Another challenge is our kitchen. It is very small, and I am limited in utensils and pots and pans. I get very creative with our tiny fridge and freezer. Oh, and there is only one tiny oven. Cooking a big spread is going to take a lot of juggling. I wonder if my husband can borrow a grill from a coworker and we could maybe use that to cook one or two dishes…
So, other than the ham (and that will be interesting, as I’ll need to figure out how to make my own honey-ham), I’m not quite sure what our menu will be yet. Probably rosemary garlic mashed potatoes, and some cold appetizers. I’ve got lots of ideas, though!
So, we live in an apartment building, basically. It is probably about 30 years old or so. The walls are solid concrete, so we never hear the neighbors next to us, and the ones above us. There is one exception – the neighbors below us. It is a famly of four with one child probably about six or seven, and a younger one, maybe four. They don’t have carpet. Why? Because their children stomp up and down their apartment and the sound echoes straight up to us. The children slam the doors within the apartment. We’ve also been privvy to their very loud family arguements. The topper? They always slam their front door when they come or go. NO ONE else in our building slams their door shut, including us.
I understand that kids will be kids, and that it isn’t always easy to keep them quiet, especially as the days get colder, and they are more likely to be inside. But the door slamming needs to stop. Problem is, I’m pretty sure they are Turkish, not German. Even more confusing is that the husband seems to know a few words of English. I’m working on getting a note composed in German to put on their door, though, in hopes that it will help.
What’s odd about this situation is that it usually doesn’t happen in Switzerland. Like I said before, all of our other neighbors are completely silent. Sundays are particularly quiet, and noise complaints can be made to the police if you are caught mowing your lawn or doing home repairs. And in general, the Swiss seem to be rule-followers. Maybe it is because this family isn’t Swiss (as we suspect), or because they think that since they are the bottom-most apartment that they can make all the noise they want.

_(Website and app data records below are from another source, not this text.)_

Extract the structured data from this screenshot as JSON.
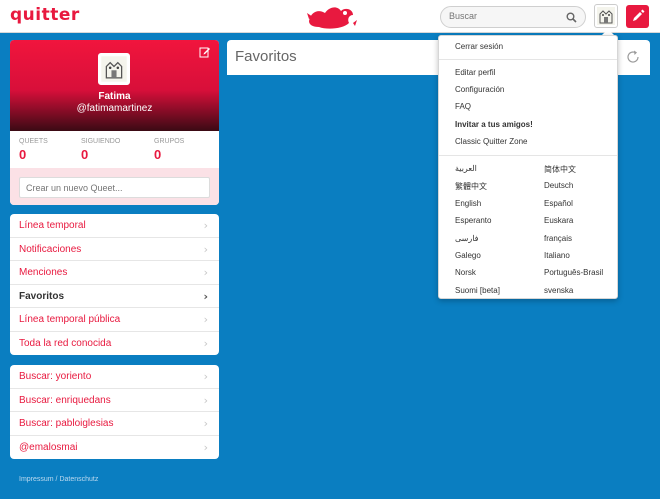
{
  "header": {
    "logo": "quitter",
    "search_placeholder": "Buscar"
  },
  "profile": {
    "name": "Fatima",
    "handle": "@fatimamartinez",
    "stats": [
      {
        "label": "QUEETS",
        "value": "0"
      },
      {
        "label": "SIGUIENDO",
        "value": "0"
      },
      {
        "label": "GRUPOS",
        "value": "0"
      }
    ],
    "compose_placeholder": "Crear un nuevo Queet..."
  },
  "nav": [
    {
      "label": "Línea temporal"
    },
    {
      "label": "Notificaciones"
    },
    {
      "label": "Menciones"
    },
    {
      "label": "Favoritos"
    },
    {
      "label": "Línea temporal pública"
    },
    {
      "label": "Toda la red conocida"
    }
  ],
  "saved_searches": [
    {
      "label": "Buscar: yoriento"
    },
    {
      "label": "Buscar: enriquedans"
    },
    {
      "label": "Buscar: pabloiglesias"
    },
    {
      "label": "@emalosmai"
    }
  ],
  "footer": "Impressum / Datenschutz",
  "feed": {
    "title": "Favoritos"
  },
  "dropdown": {
    "logout": "Cerrar sesión",
    "edit_profile": "Editar perfil",
    "settings": "Configuración",
    "faq": "FAQ",
    "invite": "Invitar a tus amigos!",
    "classic": "Classic Quitter Zone",
    "languages": [
      "العربية",
      "简体中文",
      "繁體中文",
      "Deutsch",
      "English",
      "Español",
      "Esperanto",
      "Euskara",
      "فارسی",
      "français",
      "Galego",
      "Italiano",
      "Norsk",
      "Português-Brasil",
      "Suomi [beta]",
      "svenska"
    ]
  },
  "colors": {
    "accent": "#e8193f",
    "background": "#0a7ec1"
  },
  "icons": [
    "bird-logo-icon",
    "search-icon",
    "avatar",
    "compose-icon",
    "edit-icon",
    "chevron-right-icon",
    "reload-icon"
  ]
}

I just hope we’re able to resolve it soon, and peacefully. I’m not a very confrontational person, especially since being in a foriegn country.